## The problem
Leave out the images and set down the records below exactly.

## Records supplied
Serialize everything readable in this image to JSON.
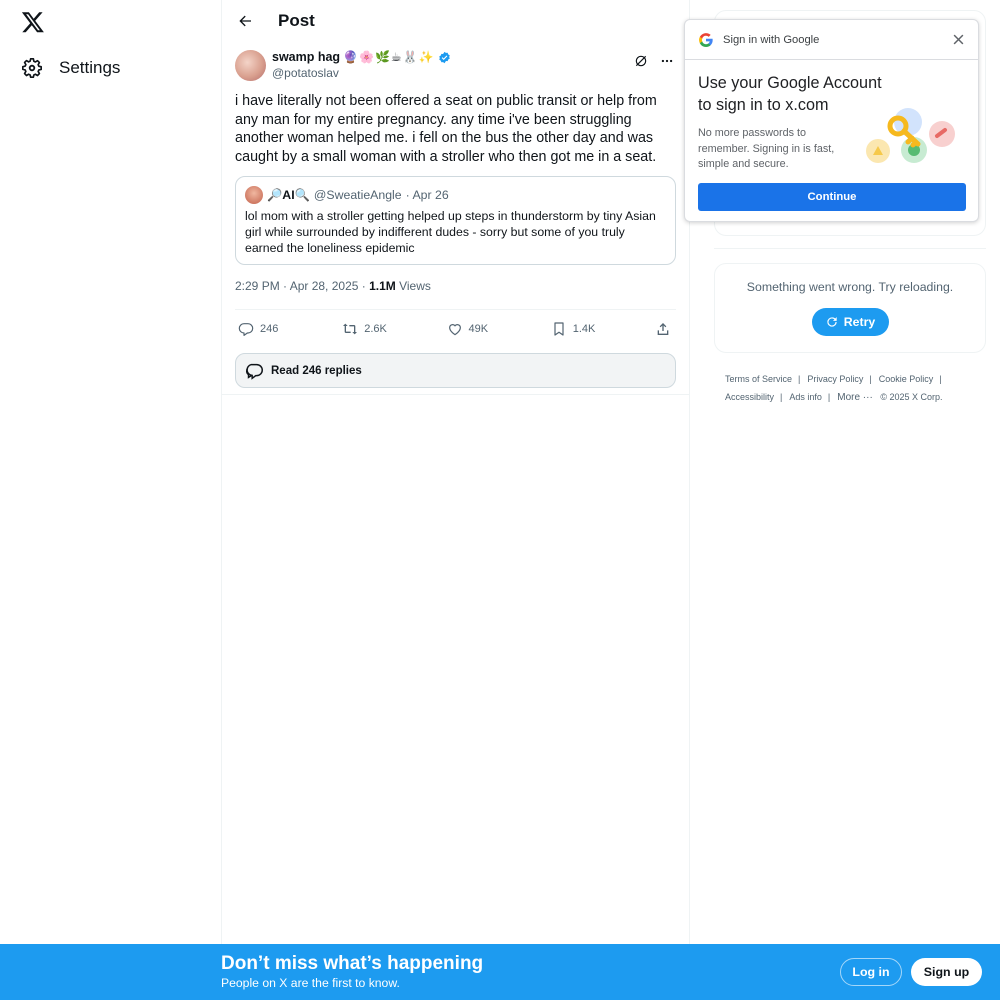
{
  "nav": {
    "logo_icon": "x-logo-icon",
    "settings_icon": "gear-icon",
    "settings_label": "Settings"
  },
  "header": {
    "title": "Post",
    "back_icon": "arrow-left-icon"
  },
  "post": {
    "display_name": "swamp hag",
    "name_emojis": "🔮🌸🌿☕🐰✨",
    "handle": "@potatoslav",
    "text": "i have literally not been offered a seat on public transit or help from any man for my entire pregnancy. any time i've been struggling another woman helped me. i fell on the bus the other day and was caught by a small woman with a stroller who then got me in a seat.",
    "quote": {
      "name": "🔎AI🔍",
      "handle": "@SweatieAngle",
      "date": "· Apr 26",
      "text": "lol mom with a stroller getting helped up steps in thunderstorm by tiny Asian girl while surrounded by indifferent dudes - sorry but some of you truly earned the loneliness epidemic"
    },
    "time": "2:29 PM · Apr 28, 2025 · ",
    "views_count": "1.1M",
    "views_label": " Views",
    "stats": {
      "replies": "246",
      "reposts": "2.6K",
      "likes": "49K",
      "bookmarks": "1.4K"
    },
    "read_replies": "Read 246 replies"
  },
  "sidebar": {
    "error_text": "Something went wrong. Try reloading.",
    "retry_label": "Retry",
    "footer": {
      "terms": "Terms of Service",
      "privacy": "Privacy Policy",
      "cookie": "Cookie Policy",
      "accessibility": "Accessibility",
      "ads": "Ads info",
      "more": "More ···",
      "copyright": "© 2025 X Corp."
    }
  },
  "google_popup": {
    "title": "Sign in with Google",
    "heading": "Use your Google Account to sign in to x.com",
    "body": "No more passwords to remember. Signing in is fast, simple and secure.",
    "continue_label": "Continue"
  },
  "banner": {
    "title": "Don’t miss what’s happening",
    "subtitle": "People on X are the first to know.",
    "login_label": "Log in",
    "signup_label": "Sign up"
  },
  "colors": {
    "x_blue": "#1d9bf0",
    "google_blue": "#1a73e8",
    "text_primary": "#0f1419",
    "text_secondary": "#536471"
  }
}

## Response box
Serialize everything readable in this image to JSON.
{
  "nav": {
    "logo_icon": "x-logo-icon",
    "settings_icon": "gear-icon",
    "settings_label": "Settings"
  },
  "header": {
    "title": "Post",
    "back_icon": "arrow-left-icon"
  },
  "post": {
    "display_name": "swamp hag",
    "name_emojis": "🔮🌸🌿☕🐰✨",
    "handle": "@potatoslav",
    "text": "i have literally not been offered a seat on public transit or help from any man for my entire pregnancy. any time i've been struggling another woman helped me. i fell on the bus the other day and was caught by a small woman with a stroller who then got me in a seat.",
    "quote": {
      "name": "🔎AI🔍",
      "handle": "@SweatieAngle",
      "date": "· Apr 26",
      "text": "lol mom with a stroller getting helped up steps in thunderstorm by tiny Asian girl while surrounded by indifferent dudes - sorry but some of you truly earned the loneliness epidemic"
    },
    "time": "2:29 PM · Apr 28, 2025 · ",
    "views_count": "1.1M",
    "views_label": " Views",
    "stats": {
      "replies": "246",
      "reposts": "2.6K",
      "likes": "49K",
      "bookmarks": "1.4K"
    },
    "read_replies": "Read 246 replies"
  },
  "sidebar": {
    "error_text": "Something went wrong. Try reloading.",
    "retry_label": "Retry",
    "footer": {
      "terms": "Terms of Service",
      "privacy": "Privacy Policy",
      "cookie": "Cookie Policy",
      "accessibility": "Accessibility",
      "ads": "Ads info",
      "more": "More ···",
      "copyright": "© 2025 X Corp."
    }
  },
  "google_popup": {
    "title": "Sign in with Google",
    "heading": "Use your Google Account to sign in to x.com",
    "body": "No more passwords to remember. Signing in is fast, simple and secure.",
    "continue_label": "Continue"
  },
  "banner": {
    "title": "Don’t miss what’s happening",
    "subtitle": "People on X are the first to know.",
    "login_label": "Log in",
    "signup_label": "Sign up"
  },
  "colors": {
    "x_blue": "#1d9bf0",
    "google_blue": "#1a73e8",
    "text_primary": "#0f1419",
    "text_secondary": "#536471"
  }
}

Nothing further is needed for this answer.